07.12.2023 | Matthias Jaggi | SLF News
SLF technician Matthias Jaggi reports on his expedition to Antarctica. Part one: the arrival.
Hi everyone! I'm Matthias Jaggi, a technical staff member in the Snow Physics group, and I'm getting to spend a second southern summer at the French-Italian research station Dome C in Antarctica. I'll be setting up an experiment with the aim of better understanding how snow metamorphism affects the redistribution of stable oxygen isotopes. But first things first.
The research station is located on an ice sheet over 3 kilometres thick, of which the top few metres are of course snow. As the depth increases, the snow compacts into firn and ultimately into ice. Annual precipitation levels in the form of snow are very low here on the East Antarctic Plateau, which means that the lowest metres of the ice sheet are very, very old. The ice sheet therefore provides a perfect record of the climate. It is calculated that the deepest ice brought to the surface by ice core drilling is around 1.5 million years old.
The chemical composition of these ice cores varies according to the drilling depth. We can chart this on a timeline, which allows us to see (very roughly!) which substances or changes in the concentration of substances led to global warm or cold periods. Integrated into climate models, these findings enable estimates of future climatic changes too. One of these "substances" in the ice cores are the stable oxygen isotopes, which occur in different ratios depending on the average temperature of the oceans and atmosphere. Snow consists of water, and water is a molecule made up of hydrogen and oxygen. Accordingly, every snowflake that falls from the sky effectively carries information about average temperature conditions on earth. However, powder snow does not remain in that form for long as snow is constantly changing. Snow crystals in the snowpack disappear and others re-form. This process is known as metamorphism. As a result, the oxygen isotopes are also redistributed. We want to understand exactly how this happens so that we can better interpret the isotope signals in the ice core.
Now for a bit more about the journey. I'm glad I didn't miss the flight from New Zealand to Antarctica. For some reason I wasn't properly entered into the IPEV (French Polar Institute Paul-Émile Victor) system and didn't receive certain information. I made several subsequent requests but to no avail, and didn't even know the exact day of the flight. A French colleague then got hold of my phone number and asked where I was, so I left my accommodation in a hurry so as not to miss any more information. The flight to Italy's Mario Zucchelli Station on the Antarctic coast took almost eight hours, in an Italian military Lockheed C-130 Hercules.

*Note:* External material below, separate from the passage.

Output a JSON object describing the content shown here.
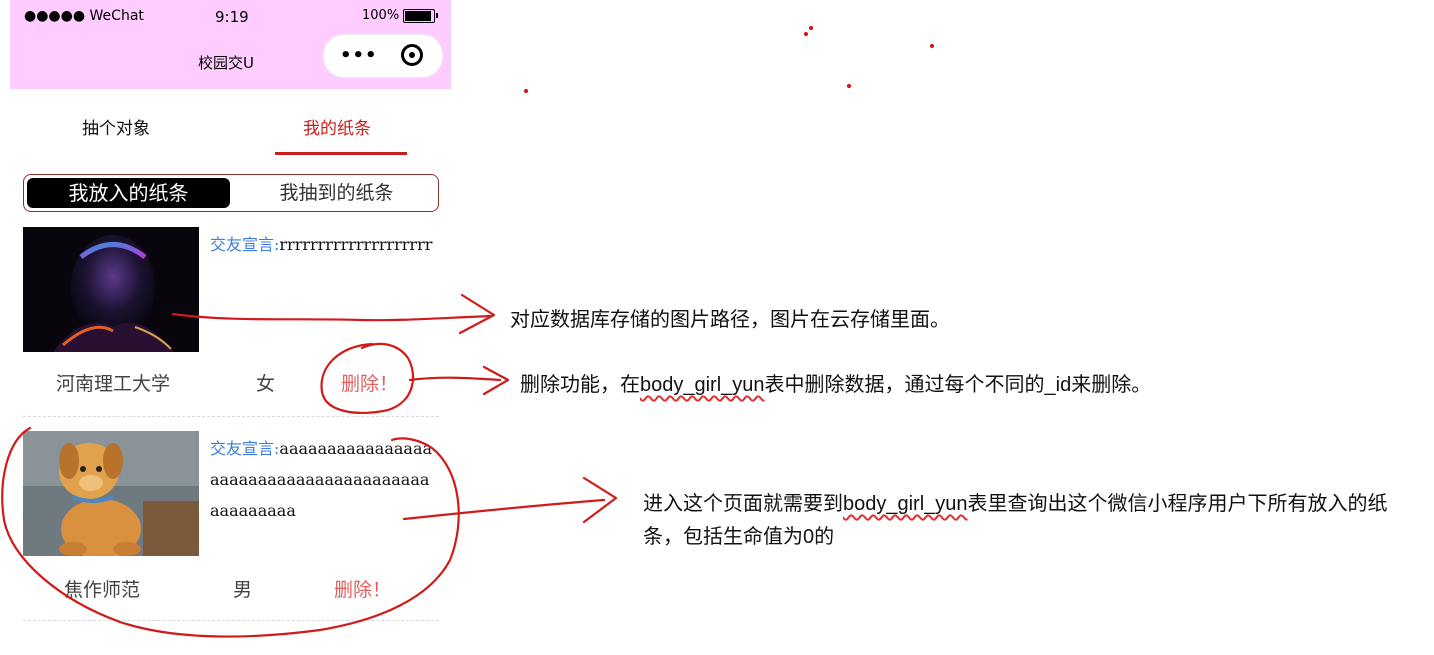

In early summer, when the ice in Terra Nova Bay in the Ross Sea is still at least two metres thick, the aircraft can land directly on it. The coastal stations are, among other things, a hub and transshipment point for the onward journey into the Antarctic interior. You can spend several days at one of these stations, depending on the weather and the availability of smaller aircraft such as the converted DC-3 (Basler BT-67) or the Twin Otters.
Of course, this also has its advantages as it gives you a chance to explore the surrounding area, within the permitted limits. Unfortunately this year the penguin colonies were off limits due to bird flu, but the hilly, granite-like landscape, the open water far out to sea, the thawing ice belt with its many shades of bluish white and the glaciers falling into the sea in the background are more than enough to explore. Not forgetting the Italian hospitality and a real portafilter machine for espressos, and even a gelato machine serving gelato cioccolato fondente – crazy!
The first flight to Dome C was essentially a cargo flight with an additional six seats for passengers. The group from EPICA, which will be drilling for the oldest ice, wanted to keep the flights coordinated, so I was fortunate enough to be on the first flight. When we arrived at Dome C, the first thing we had to do was a PCR test for Covid. All negative. Even so, we had different meal times and were billeted in a heated tent next to the main station. Because of the thinner atmosphere over the poles, the altitude of Dome C is equivalent to 4,000 metres in the Alps. That's enough to give some people altitude sickness (it happened to me the first time) and the combination of altitude sickness and Covid can have serious consequences. The station operators therefore try to keep newcomers somewhat apart from everyone else to start with. And sure enough, on the second day of our quarantine, the man in the next bed to mine tested "light positive", which extended our quarantine period by another three days. The poor guy was then moved to the proper quarantine area, a heated shipping container with a tiny window.
While quarantine is definitely a bit boring, it has the big advantage that I can't overexert myself physically, which reduces the risk of altitude sickness. Tomorrow's PCR test will show whether we can start on our work and experiments. To be continued…